▶ **Your assignment**:
Line by line, print the records exactly, and keep images out of the copy.
□ □ □ □ □ □ □
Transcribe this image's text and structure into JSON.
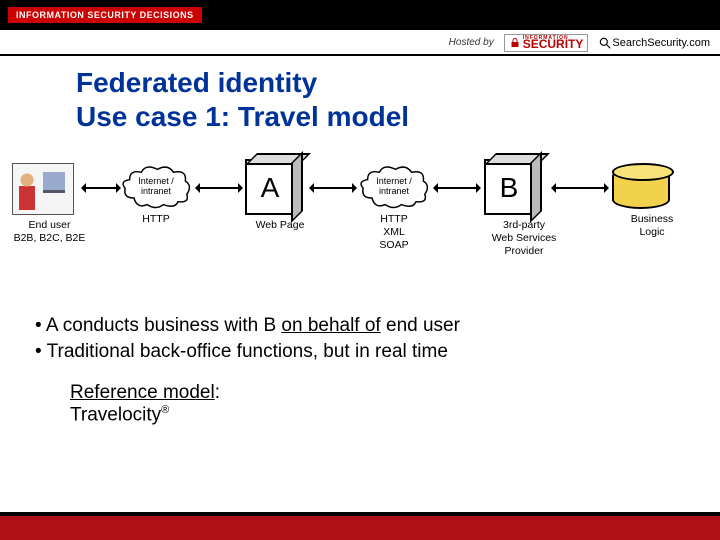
{
  "header": {
    "isd_logo": "INFORMATION SECURITY DECISIONS",
    "hosted_by": "Hosted by",
    "security_logo": "SECURITY",
    "security_logo_small": "INFORMATION",
    "search_security": "SearchSecurity.com"
  },
  "title_line1": "Federated identity",
  "title_line2": "Use case 1: Travel model",
  "diagram": {
    "enduser": {
      "caption": "End user\nB2B, B2C, B2E"
    },
    "cloud1": {
      "label": "Internet /\nintranet",
      "caption": "HTTP"
    },
    "serverA": {
      "letter": "A",
      "caption": "Web Page"
    },
    "cloud2": {
      "label": "Internet /\nintranet",
      "caption": "HTTP\nXML\nSOAP"
    },
    "serverB": {
      "letter": "B",
      "caption": "3rd-party\nWeb Services\nProvider"
    },
    "cylinder": {
      "caption": "Business\nLogic"
    }
  },
  "bullets": {
    "b1_pre": "A conducts business with B ",
    "b1_underlined": "on behalf of",
    "b1_post": " end user",
    "b2": "Traditional back-office functions, but in real time"
  },
  "refmodel": {
    "label": "Reference model",
    "value": "Travelocity",
    "sup": "®"
  }
}
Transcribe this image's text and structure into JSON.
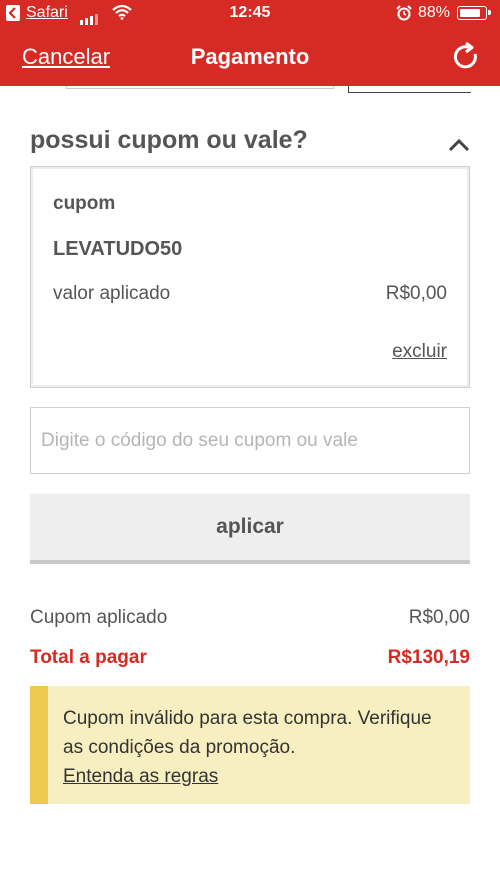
{
  "status_bar": {
    "app": "Safari",
    "time": "12:45",
    "battery": "88%",
    "battery_level": 0.88
  },
  "nav": {
    "cancel": "Cancelar",
    "title": "Pagamento"
  },
  "coupon_section": {
    "title": "possui cupom ou vale?",
    "card": {
      "label": "cupom",
      "code": "LEVATUDO50",
      "applied_label": "valor aplicado",
      "applied_value": "R$0,00",
      "remove": "excluir"
    },
    "input": {
      "value": "",
      "placeholder": "Digite o código do seu cupom ou vale"
    },
    "apply_button": "aplicar"
  },
  "summary": {
    "coupon_label": "Cupom aplicado",
    "coupon_value": "R$0,00",
    "total_label": "Total a pagar",
    "total_value": "R$130,19"
  },
  "alert": {
    "message": "Cupom inválido para esta compra. Verifique as condições da promoção.",
    "link": "Entenda as regras"
  },
  "colors": {
    "brand_red": "#d52b24",
    "alert_bg": "#f8efc0",
    "alert_accent": "#eec94f"
  },
  "icons": {
    "back": "back-arrow-icon",
    "signal": "signal-icon",
    "wifi": "wifi-icon",
    "alarm": "alarm-icon",
    "battery": "battery-icon",
    "refresh": "refresh-icon",
    "collapse": "chevron-up-icon"
  }
}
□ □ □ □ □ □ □
▶ **Solution**:
Transcribe this image's text and structure into JSON.
{
  "header": {
    "isd_logo": "INFORMATION SECURITY DECISIONS",
    "hosted_by": "Hosted by",
    "security_logo": "SECURITY",
    "security_logo_small": "INFORMATION",
    "search_security": "SearchSecurity.com"
  },
  "title_line1": "Federated identity",
  "title_line2": "Use case 1: Travel model",
  "diagram": {
    "enduser": {
      "caption": "End user\nB2B, B2C, B2E"
    },
    "cloud1": {
      "label": "Internet /\nintranet",
      "caption": "HTTP"
    },
    "serverA": {
      "letter": "A",
      "caption": "Web Page"
    },
    "cloud2": {
      "label": "Internet /\nintranet",
      "caption": "HTTP\nXML\nSOAP"
    },
    "serverB": {
      "letter": "B",
      "caption": "3rd-party\nWeb Services\nProvider"
    },
    "cylinder": {
      "caption": "Business\nLogic"
    }
  },
  "bullets": {
    "b1_pre": "A conducts business with B ",
    "b1_underlined": "on behalf of",
    "b1_post": " end user",
    "b2": "Traditional back-office functions, but in real time"
  },
  "refmodel": {
    "label": "Reference model",
    "value": "Travelocity",
    "sup": "®"
  }
}
Transcribe this image's text and structure into JSON.
{
  "status_bar": {
    "app": "Safari",
    "time": "12:45",
    "battery": "88%",
    "battery_level": 0.88
  },
  "nav": {
    "cancel": "Cancelar",
    "title": "Pagamento"
  },
  "coupon_section": {
    "title": "possui cupom ou vale?",
    "card": {
      "label": "cupom",
      "code": "LEVATUDO50",
      "applied_label": "valor aplicado",
      "applied_value": "R$0,00",
      "remove": "excluir"
    },
    "input": {
      "value": "",
      "placeholder": "Digite o código do seu cupom ou vale"
    },
    "apply_button": "aplicar"
  },
  "summary": {
    "coupon_label": "Cupom aplicado",
    "coupon_value": "R$0,00",
    "total_label": "Total a pagar",
    "total_value": "R$130,19"
  },
  "alert": {
    "message": "Cupom inválido para esta compra. Verifique as condições da promoção.",
    "link": "Entenda as regras"
  },
  "colors": {
    "brand_red": "#d52b24",
    "alert_bg": "#f8efc0",
    "alert_accent": "#eec94f"
  },
  "icons": {
    "back": "back-arrow-icon",
    "signal": "signal-icon",
    "wifi": "wifi-icon",
    "alarm": "alarm-icon",
    "battery": "battery-icon",
    "refresh": "refresh-icon",
    "collapse": "chevron-up-icon"
  }
}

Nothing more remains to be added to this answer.